Two previously unknown Van Gogh sketches discovered
Researchers recently discovered that two drawings in black chalk were drawn by Vincent van Gogh, thereby expanding the legacy of the famous Dutch artist even further, the Van Vlissingen Art Foundation announced in a press release. Both drawings, Montmartre hill with quarry and Montmartre hill, can be seen in the Singer Laren museum from Tuesday.
The drawings date from 1886. Montmartre hill with quarry (31 by 48 centimeters) is part of the Van Vlissingen Art Foundation's collection. Researchers from the Van Gogh Museum studied the drawing and determined, based on subject, style, technique and material use, that it was drawn by Vincent van Gogh. Based on these findings, the researchers could also attribute a previously disregarded sketch to Van Gogh. This sketch - Montmartre hill (32 by 48 centimeters) - is part of the Van Gogh Museum's collection.

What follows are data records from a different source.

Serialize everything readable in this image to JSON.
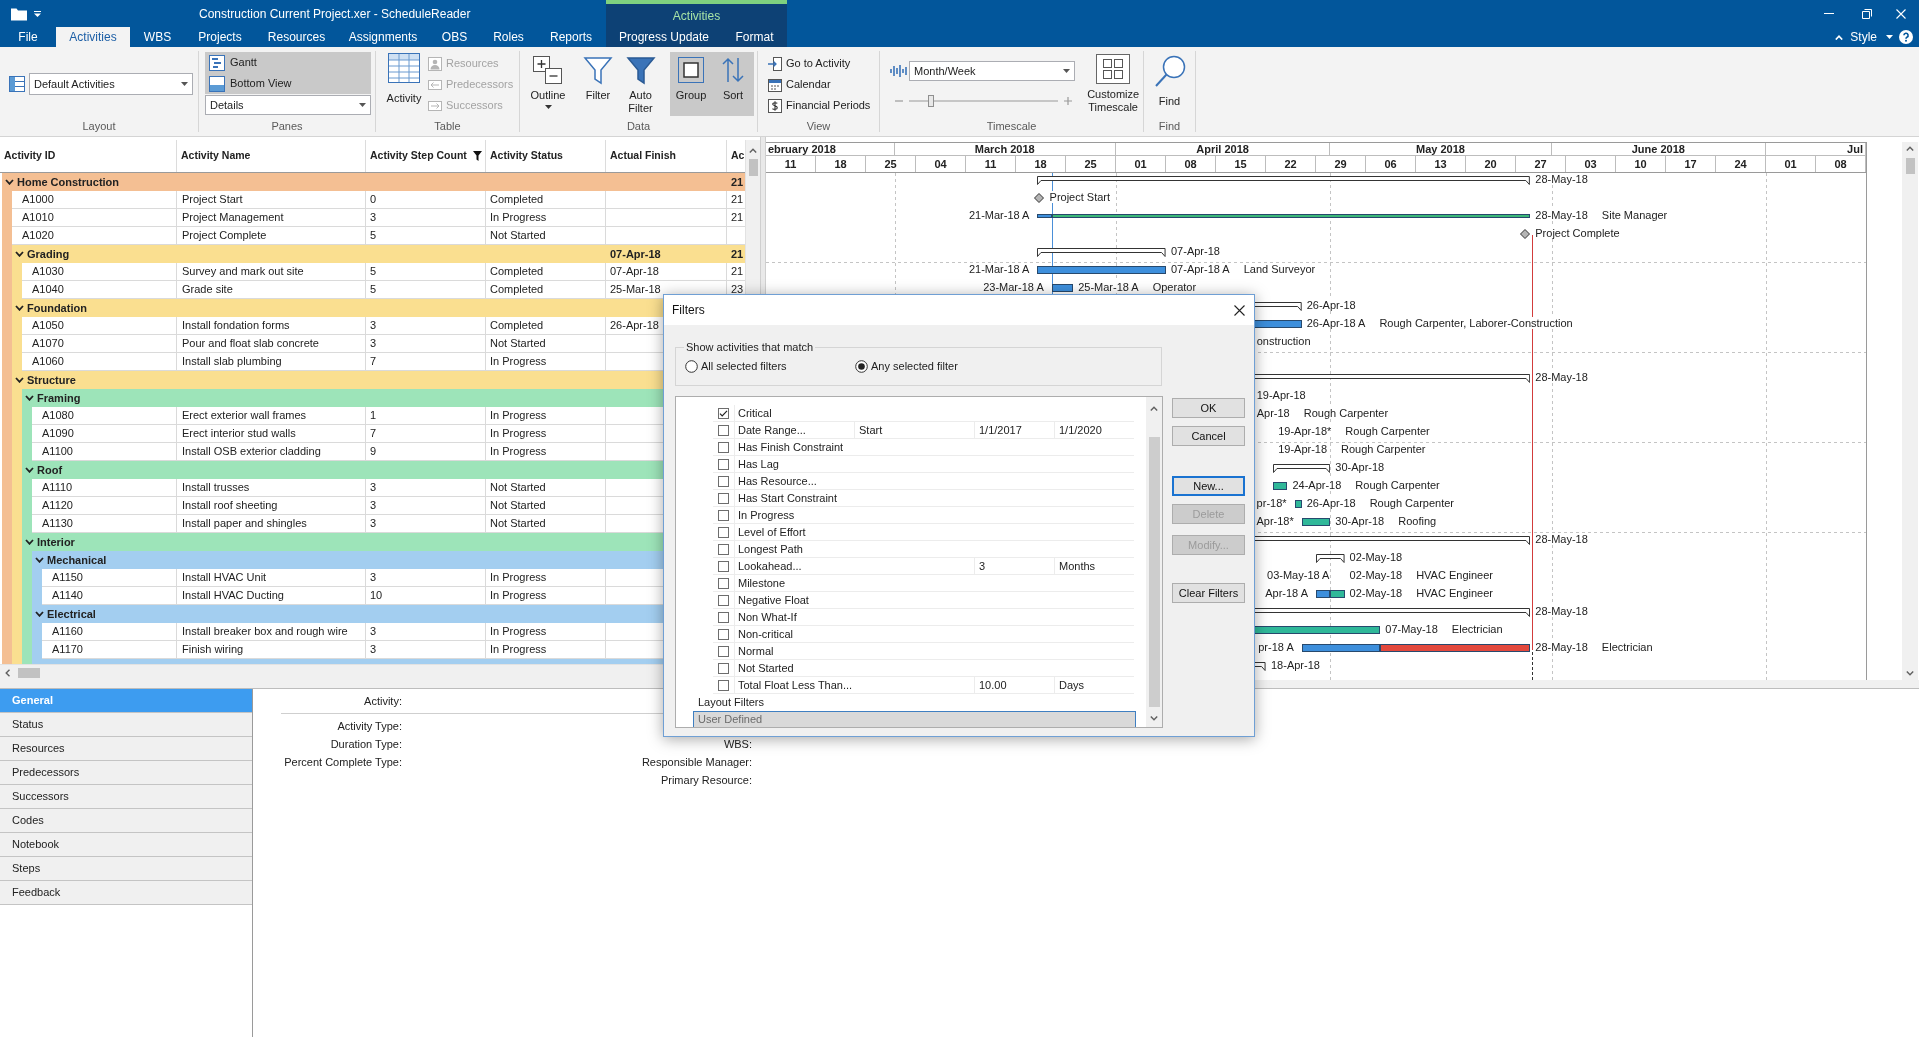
{
  "title_bar": {
    "title": "Construction Current Project.xer - ScheduleReader",
    "context_label": "Activities",
    "style_menu": "Style"
  },
  "ribbon_tabs": [
    {
      "label": "File",
      "selected": false
    },
    {
      "label": "Activities",
      "selected": true
    },
    {
      "label": "WBS",
      "selected": false
    },
    {
      "label": "Projects",
      "selected": false
    },
    {
      "label": "Resources",
      "selected": false
    },
    {
      "label": "Assignments",
      "selected": false
    },
    {
      "label": "OBS",
      "selected": false
    },
    {
      "label": "Roles",
      "selected": false
    },
    {
      "label": "Reports",
      "selected": false
    }
  ],
  "context_tabs": [
    {
      "label": "Progress Update",
      "selected": false
    },
    {
      "label": "Format",
      "selected": false
    }
  ],
  "ribbon_groups": [
    {
      "kind": "layout",
      "label": "Layout",
      "dropdown": "Default Activities"
    },
    {
      "kind": "panes",
      "label": "Panes",
      "toggles": [
        {
          "label": "Gantt",
          "selected": true
        },
        {
          "label": "Bottom View",
          "selected": true
        }
      ],
      "dropdown": "Details"
    },
    {
      "kind": "table",
      "label": "Table",
      "button": "Activity",
      "items": [
        {
          "label": "Resources",
          "disabled": true
        },
        {
          "label": "Predecessors",
          "disabled": true
        },
        {
          "label": "Successors",
          "disabled": true
        }
      ]
    },
    {
      "kind": "data",
      "label": "Data",
      "buttons": [
        {
          "label": "Outline",
          "menu": true,
          "selected": false
        },
        {
          "label": "Filter",
          "menu": false,
          "selected": false
        },
        {
          "label": "Auto Filter",
          "menu": false,
          "selected": false
        },
        {
          "label": "Group",
          "menu": false,
          "selected": true
        },
        {
          "label": "Sort",
          "menu": false,
          "selected": true
        }
      ]
    },
    {
      "kind": "view",
      "label": "View",
      "items": [
        {
          "label": "Go to Activity"
        },
        {
          "label": "Calendar"
        },
        {
          "label": "Financial Periods"
        }
      ]
    },
    {
      "kind": "timescale",
      "label": "Timescale",
      "dropdown": "Month/Week",
      "zoom": {
        "level": 0.15
      },
      "button": "Customize Timescale"
    },
    {
      "kind": "find",
      "label": "Find",
      "button": "Find"
    }
  ],
  "activity_table": {
    "columns": [
      {
        "label": "Activity ID",
        "filtered": false
      },
      {
        "label": "Activity Name",
        "filtered": false
      },
      {
        "label": "Activity Step Count",
        "filtered": true
      },
      {
        "label": "Activity Status",
        "filtered": false
      },
      {
        "label": "Actual Finish",
        "filtered": false
      },
      {
        "label": "Ac",
        "filtered": false
      }
    ],
    "rows": [
      {
        "kind": "group",
        "name": "Home Construction",
        "expanded": true,
        "column_6": "21",
        "gantt": {
          "bars": [
            {
              "kind": "summary"
            }
          ],
          "labels": [
            {
              "kind": "after",
              "text": "28-May-18"
            }
          ]
        },
        "children": [
          {
            "kind": "activity",
            "id": "A1000",
            "name": "Project Start",
            "step_count": "0",
            "status": "Completed",
            "column_6": "21",
            "gantt": {
              "bars": [
                {
                  "kind": "milestone"
                }
              ],
              "labels": [
                {
                  "kind": "after",
                  "text": "Project Start"
                }
              ]
            }
          },
          {
            "kind": "activity",
            "id": "A1010",
            "name": "Project Management",
            "step_count": "3",
            "status": "In Progress",
            "column_6": "21",
            "gantt": {
              "bars": [
                {
                  "kind": "worked"
                },
                {
                  "kind": "effort"
                }
              ],
              "labels": [
                {
                  "kind": "before",
                  "text": "21-Mar-18 A"
                },
                {
                  "kind": "after",
                  "text": "28-May-18",
                  "resource": "Site Manager"
                }
              ]
            }
          },
          {
            "kind": "activity",
            "id": "A1020",
            "name": "Project Complete",
            "step_count": "5",
            "status": "Not Started",
            "gantt": {
              "bars": [
                {
                  "kind": "milestone"
                }
              ],
              "labels": [
                {
                  "kind": "after",
                  "text": "Project Complete"
                }
              ]
            }
          },
          {
            "kind": "group",
            "name": "Grading",
            "expanded": true,
            "actual_finish": "07-Apr-18",
            "column_6": "21",
            "gantt": {
              "bars": [
                {
                  "kind": "summary"
                }
              ],
              "labels": [
                {
                  "kind": "after",
                  "text": "07-Apr-18"
                }
              ]
            },
            "children": [
              {
                "kind": "activity",
                "id": "A1030",
                "name": "Survey and mark out site",
                "step_count": "5",
                "status": "Completed",
                "actual_finish": "07-Apr-18",
                "column_6": "21",
                "gantt": {
                  "bars": [
                    {
                      "kind": "actual"
                    }
                  ],
                  "labels": [
                    {
                      "kind": "before",
                      "text": "21-Mar-18 A"
                    },
                    {
                      "kind": "after",
                      "text": "07-Apr-18 A",
                      "resource": "Land Surveyor"
                    }
                  ]
                }
              },
              {
                "kind": "activity",
                "id": "A1040",
                "name": "Grade site",
                "step_count": "5",
                "status": "Completed",
                "actual_finish": "25-Mar-18",
                "column_6": "23",
                "gantt": {
                  "bars": [
                    {
                      "kind": "actual"
                    }
                  ],
                  "labels": [
                    {
                      "kind": "before",
                      "text": "23-Mar-18 A"
                    },
                    {
                      "kind": "after",
                      "text": "25-Mar-18 A",
                      "resource": "Operator"
                    }
                  ]
                }
              }
            ]
          },
          {
            "kind": "group",
            "name": "Foundation",
            "expanded": true,
            "gantt": {
              "bars": [
                {
                  "kind": "summary"
                }
              ],
              "labels": [
                {
                  "kind": "after",
                  "text": "26-Apr-18"
                }
              ]
            },
            "children": [
              {
                "kind": "activity",
                "id": "A1050",
                "name": "Install fondation forms",
                "step_count": "3",
                "status": "Completed",
                "actual_finish": "26-Apr-18",
                "gantt": {
                  "bars": [
                    {
                      "kind": "actual"
                    }
                  ],
                  "labels": [
                    {
                      "kind": "after",
                      "text": "26-Apr-18 A",
                      "resource": "Rough Carpenter, Laborer-Construction"
                    }
                  ]
                }
              },
              {
                "kind": "activity",
                "id": "A1070",
                "name": "Pour and float slab concrete",
                "step_count": "3",
                "status": "Not Started",
                "gantt": {
                  "labels": [
                    {
                      "kind": "after",
                      "text": "onstruction"
                    }
                  ]
                }
              },
              {
                "kind": "activity",
                "id": "A1060",
                "name": "Install slab plumbing",
                "step_count": "7",
                "status": "In Progress"
              }
            ]
          },
          {
            "kind": "group",
            "name": "Structure",
            "expanded": true,
            "gantt": {
              "bars": [
                {
                  "kind": "summary"
                }
              ],
              "labels": [
                {
                  "kind": "after",
                  "text": "28-May-18"
                }
              ]
            },
            "children": [
              {
                "kind": "group",
                "name": "Framing",
                "expanded": true,
                "gantt": {
                  "labels": [
                    {
                      "kind": "after",
                      "text": "19-Apr-18"
                    }
                  ]
                },
                "children": [
                  {
                    "kind": "activity",
                    "id": "A1080",
                    "name": "Erect exterior wall frames",
                    "step_count": "1",
                    "status": "In Progress",
                    "gantt": {
                      "labels": [
                        {
                          "kind": "after",
                          "text": "Apr-18",
                          "resource": "Rough Carpenter"
                        }
                      ]
                    }
                  },
                  {
                    "kind": "activity",
                    "id": "A1090",
                    "name": "Erect interior stud walls",
                    "step_count": "7",
                    "status": "In Progress",
                    "gantt": {
                      "labels": [
                        {
                          "kind": "after",
                          "text": "19-Apr-18*",
                          "resource": "Rough Carpenter"
                        }
                      ]
                    }
                  },
                  {
                    "kind": "activity",
                    "id": "A1100",
                    "name": "Install OSB exterior cladding",
                    "step_count": "9",
                    "status": "In Progress",
                    "gantt": {
                      "labels": [
                        {
                          "kind": "after",
                          "text": "19-Apr-18",
                          "resource": "Rough Carpenter"
                        }
                      ]
                    }
                  }
                ]
              },
              {
                "kind": "group",
                "name": "Roof",
                "expanded": true,
                "gantt": {
                  "bars": [
                    {
                      "kind": "summary"
                    }
                  ],
                  "labels": [
                    {
                      "kind": "after",
                      "text": "30-Apr-18"
                    }
                  ]
                },
                "children": [
                  {
                    "kind": "activity",
                    "id": "A1110",
                    "name": "Install trusses",
                    "step_count": "3",
                    "status": "Not Started",
                    "gantt": {
                      "bars": [
                        {
                          "kind": "remaining"
                        }
                      ],
                      "labels": [
                        {
                          "kind": "after",
                          "text": "24-Apr-18",
                          "resource": "Rough Carpenter"
                        }
                      ]
                    }
                  },
                  {
                    "kind": "activity",
                    "id": "A1120",
                    "name": "Install roof sheeting",
                    "step_count": "3",
                    "status": "Not Started",
                    "gantt": {
                      "bars": [
                        {
                          "kind": "remaining"
                        }
                      ],
                      "labels": [
                        {
                          "kind": "before",
                          "text": "pr-18*"
                        },
                        {
                          "kind": "after",
                          "text": "26-Apr-18",
                          "resource": "Rough Carpenter"
                        }
                      ]
                    }
                  },
                  {
                    "kind": "activity",
                    "id": "A1130",
                    "name": "Install paper and shingles",
                    "step_count": "3",
                    "status": "Not Started",
                    "gantt": {
                      "bars": [
                        {
                          "kind": "remaining"
                        }
                      ],
                      "labels": [
                        {
                          "kind": "before",
                          "text": "Apr-18*"
                        },
                        {
                          "kind": "after",
                          "text": "30-Apr-18",
                          "resource": "Roofing"
                        }
                      ]
                    }
                  }
                ]
              },
              {
                "kind": "group",
                "name": "Interior",
                "expanded": true,
                "gantt": {
                  "bars": [
                    {
                      "kind": "summary"
                    }
                  ],
                  "labels": [
                    {
                      "kind": "after",
                      "text": "28-May-18"
                    }
                  ]
                },
                "children": [
                  {
                    "kind": "group",
                    "name": "Mechanical",
                    "expanded": true,
                    "gantt": {
                      "bars": [
                        {
                          "kind": "summary"
                        }
                      ],
                      "labels": [
                        {
                          "kind": "after",
                          "text": "02-May-18"
                        }
                      ]
                    },
                    "children": [
                      {
                        "kind": "activity",
                        "id": "A1150",
                        "name": "Install HVAC Unit",
                        "step_count": "3",
                        "status": "In Progress",
                        "gantt": {
                          "labels": [
                            {
                              "kind": "before",
                              "text": "03-May-18 A"
                            },
                            {
                              "kind": "after",
                              "text": "02-May-18",
                              "resource": "HVAC Engineer"
                            }
                          ]
                        }
                      },
                      {
                        "kind": "activity",
                        "id": "A1140",
                        "name": "Install HVAC Ducting",
                        "step_count": "10",
                        "status": "In Progress",
                        "gantt": {
                          "bars": [
                            {
                              "kind": "actual"
                            },
                            {
                              "kind": "remaining"
                            }
                          ],
                          "labels": [
                            {
                              "kind": "before",
                              "text": "Apr-18 A"
                            },
                            {
                              "kind": "after",
                              "text": "02-May-18",
                              "resource": "HVAC Engineer"
                            }
                          ]
                        }
                      }
                    ]
                  },
                  {
                    "kind": "group",
                    "name": "Electrical",
                    "expanded": true,
                    "gantt": {
                      "bars": [
                        {
                          "kind": "summary"
                        }
                      ],
                      "labels": [
                        {
                          "kind": "after",
                          "text": "28-May-18"
                        }
                      ]
                    },
                    "children": [
                      {
                        "kind": "activity",
                        "id": "A1160",
                        "name": "Install breaker box and rough wire",
                        "step_count": "3",
                        "status": "In Progress",
                        "gantt": {
                          "bars": [
                            {
                              "kind": "remaining"
                            }
                          ],
                          "labels": [
                            {
                              "kind": "after",
                              "text": "07-May-18",
                              "resource": "Electrician"
                            }
                          ]
                        }
                      },
                      {
                        "kind": "activity",
                        "id": "A1170",
                        "name": "Finish wiring",
                        "step_count": "3",
                        "status": "In Progress",
                        "gantt": {
                          "bars": [
                            {
                              "kind": "actual"
                            },
                            {
                              "kind": "critical"
                            }
                          ],
                          "labels": [
                            {
                              "kind": "before",
                              "text": "pr-18 A"
                            },
                            {
                              "kind": "after",
                              "text": "28-May-18",
                              "resource": "Electrician"
                            }
                          ]
                        }
                      }
                    ]
                  },
                  {
                    "kind": "group",
                    "gantt": {
                      "bars": [
                        {
                          "kind": "summary"
                        }
                      ],
                      "labels": [
                        {
                          "kind": "after",
                          "text": "18-Apr-18"
                        }
                      ]
                    }
                  }
                ]
              }
            ]
          }
        ]
      }
    ]
  },
  "gantt": {
    "months": [
      "ebruary 2018",
      "March 2018",
      "April 2018",
      "May 2018",
      "June 2018",
      "Jul"
    ],
    "weeks": [
      "11",
      "18",
      "25",
      "04",
      "11",
      "18",
      "25",
      "01",
      "08",
      "15",
      "22",
      "29",
      "06",
      "13",
      "20",
      "27",
      "03",
      "10",
      "17",
      "24",
      "01",
      "08"
    ]
  },
  "filters_dialog": {
    "title": "Filters",
    "match": {
      "label": "Show activities that match",
      "options": [
        {
          "label": "All selected filters",
          "selected": false
        },
        {
          "label": "Any selected filter",
          "selected": true
        }
      ]
    },
    "list": [
      {
        "kind": "filter",
        "label": "Critical",
        "checked": true
      },
      {
        "kind": "filter",
        "label": "Date Range...",
        "checked": false,
        "column_3": "Start",
        "column_4": "1/1/2017",
        "column_5": "1/1/2020"
      },
      {
        "kind": "filter",
        "label": "Has Finish Constraint",
        "checked": false
      },
      {
        "kind": "filter",
        "label": "Has Lag",
        "checked": false
      },
      {
        "kind": "filter",
        "label": "Has Resource...",
        "checked": false
      },
      {
        "kind": "filter",
        "label": "Has Start Constraint",
        "checked": false
      },
      {
        "kind": "filter",
        "label": "In Progress",
        "checked": false
      },
      {
        "kind": "filter",
        "label": "Level of Effort",
        "checked": false
      },
      {
        "kind": "filter",
        "label": "Longest Path",
        "checked": false
      },
      {
        "kind": "filter",
        "label": "Lookahead...",
        "checked": false,
        "column_4": "3",
        "column_5": "Months"
      },
      {
        "kind": "filter",
        "label": "Milestone",
        "checked": false
      },
      {
        "kind": "filter",
        "label": "Negative Float",
        "checked": false
      },
      {
        "kind": "filter",
        "label": "Non What-If",
        "checked": false
      },
      {
        "kind": "filter",
        "label": "Non-critical",
        "checked": false
      },
      {
        "kind": "filter",
        "label": "Normal",
        "checked": false
      },
      {
        "kind": "filter",
        "label": "Not Started",
        "checked": false
      },
      {
        "kind": "filter",
        "label": "Total Float Less Than...",
        "checked": false,
        "column_4": "10.00",
        "column_5": "Days"
      },
      {
        "kind": "category",
        "label": "Layout Filters",
        "selected": false
      },
      {
        "kind": "category",
        "label": "User Defined",
        "selected": true
      }
    ],
    "buttons": [
      {
        "label": "OK",
        "disabled": false,
        "focused": false
      },
      {
        "label": "Cancel",
        "disabled": false,
        "focused": false
      },
      {
        "label": "New...",
        "disabled": false,
        "focused": true
      },
      {
        "label": "Delete",
        "disabled": true,
        "focused": false
      },
      {
        "label": "Modify...",
        "disabled": true,
        "focused": false
      },
      {
        "label": "Clear Filters",
        "disabled": false,
        "focused": false
      }
    ]
  },
  "details": {
    "tabs": [
      {
        "label": "General",
        "selected": true
      },
      {
        "label": "Status",
        "selected": false
      },
      {
        "label": "Resources",
        "selected": false
      },
      {
        "label": "Predecessors",
        "selected": false
      },
      {
        "label": "Successors",
        "selected": false
      },
      {
        "label": "Codes",
        "selected": false
      },
      {
        "label": "Notebook",
        "selected": false
      },
      {
        "label": "Steps",
        "selected": false
      },
      {
        "label": "Feedback",
        "selected": false
      }
    ],
    "header_field": "Activity:",
    "left_fields": [
      "Activity Type:",
      "Duration Type:",
      "Percent Complete Type:"
    ],
    "right_fields": [
      "WBS:",
      "Responsible Manager:",
      "Primary Resource:"
    ]
  }
}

"The two drawings are obviously by the same hand, and in style related to the model drawings that Van Gogh made early in 1886 first in Antwerp and then in Paris at Cormon's studio. The drawing materials used are also identical and the subjects can be linked to paintings that Van Gog made on Montmartre in the spring and early summer", Teio Meedendorp, researcher of the Van Gogh Museum, said.
"Within the drawn oeuvre of Van Gogh, these are two striking works that illustrate how much he was still looking for his own style in the period winter/spring 1886. They illustrate a phase in the learning process of the artist, who eventually reinvented himself in Paris, but here still walked the traditional artistic path", Meedendorp said.
The two sketches will be shown in the Impressionism & Beyond. A Wonderful Journey exhibition in the Singer Laren museum from Tuesday. It is an exhibition of French impressionists, post-impressionists and expressionists. The exhibition includes works by artists like Monet, Manet, Renoir, Signac, Matisse, and Picasso.